Date Approved


Degree Type

Open Access Senior Honors Thesis

Department or School

History and Philosophy

First Advisor

Brian Bruya, Ph.D.

Second Advisor

Jill Dieterle, Ph.D

Third Advisor

Peter W. Higgins, Ph.D.

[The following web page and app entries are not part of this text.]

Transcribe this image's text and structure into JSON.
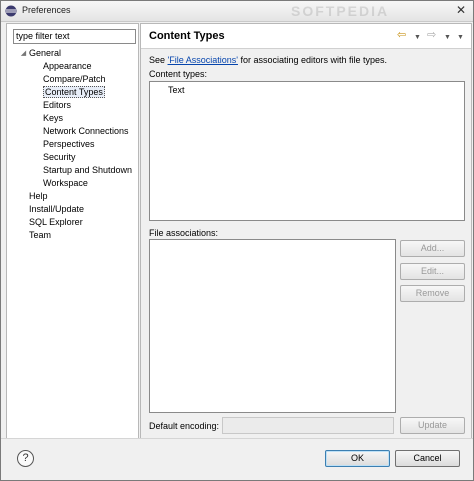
{
  "window": {
    "title": "Preferences",
    "watermark": "SOFTPEDIA",
    "close_glyph": "✕"
  },
  "filter": {
    "value": "type filter text"
  },
  "tree": [
    {
      "label": "General",
      "level": 0,
      "expanded": true
    },
    {
      "label": "Appearance",
      "level": 1
    },
    {
      "label": "Compare/Patch",
      "level": 1
    },
    {
      "label": "Content Types",
      "level": 1,
      "selected": true
    },
    {
      "label": "Editors",
      "level": 1
    },
    {
      "label": "Keys",
      "level": 1
    },
    {
      "label": "Network Connections",
      "level": 1
    },
    {
      "label": "Perspectives",
      "level": 1
    },
    {
      "label": "Security",
      "level": 1
    },
    {
      "label": "Startup and Shutdown",
      "level": 1
    },
    {
      "label": "Workspace",
      "level": 1
    },
    {
      "label": "Help",
      "level": 0
    },
    {
      "label": "Install/Update",
      "level": 0
    },
    {
      "label": "SQL Explorer",
      "level": 0
    },
    {
      "label": "Team",
      "level": 0
    }
  ],
  "page": {
    "title": "Content Types",
    "desc_prefix": "See ",
    "desc_link": "'File Associations'",
    "desc_suffix": " for associating editors with file types.",
    "content_types_label": "Content types:",
    "content_types": [
      "Text"
    ],
    "file_assoc_label": "File associations:",
    "encoding_label": "Default encoding:",
    "buttons": {
      "add": "Add...",
      "edit": "Edit...",
      "remove": "Remove",
      "update": "Update"
    }
  },
  "footer": {
    "help": "?",
    "ok": "OK",
    "cancel": "Cancel"
  },
  "icons": {
    "back": "back-arrow-icon",
    "forward": "forward-arrow-icon",
    "menu": "dropdown-icon",
    "help": "help-icon",
    "app": "eclipse-icon"
  },
  "colors": {
    "link": "#0645ad",
    "back_arrow": "#c8941a"
  }
}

One of the great shortcomings of Cartesian mind-body dualism has been what is known as the Mind-Body Problem. Specifically, how does the mind (an immaterial substance) affect the body (a material substance) and vice versa. One of the first Indian philosophical traditions, Samkhya, provides a strict dualism as Descartes does, but does not encounter the mind-body Problem. Samkhya avoids the problem of mind-body interaction by drawing the dividing line differently than Descartes does. Instead of dividing the world into mental and physical, Samkhya divides the world into pure awareness (purusha) and everything else (prakriti). Which of course includes the mind and will. This paper argues that the avoidance of the mind-body problem makes Samkhya a less problematic dualist structure. The Samkhya school’s conception of purusha as pure awareness also fits into contemporary discussions on consciousness in an interesting way. Principally, an obsession with phenomenal consciousness or qualia, misses what is at the rock bottom of mental life: Awareness itself, a feature that Samkhya highlights as distinct, while other philosophers conflate it with experience. Realizing the existence of purusha can be quite difficult and is recognized as such by the Samkhya school itself. Luckily, it can be glimpsed through a moderate amount of meditative training. Since seeing purusha is a matter of purely subjective experience, it may be hard to grant the idea any merit. A virtue of this concept and of meditation itself, is that it is objective in a particular sense laid out by Max Velmans, who reduces the empirical method to: If an observer performs procedure P, under the conditions O, they should observe or experience result R (181). So, when an observer performs the right meditative procedure under the right conditions, they should observe and experience purusha.

Included in

Philosophy Commons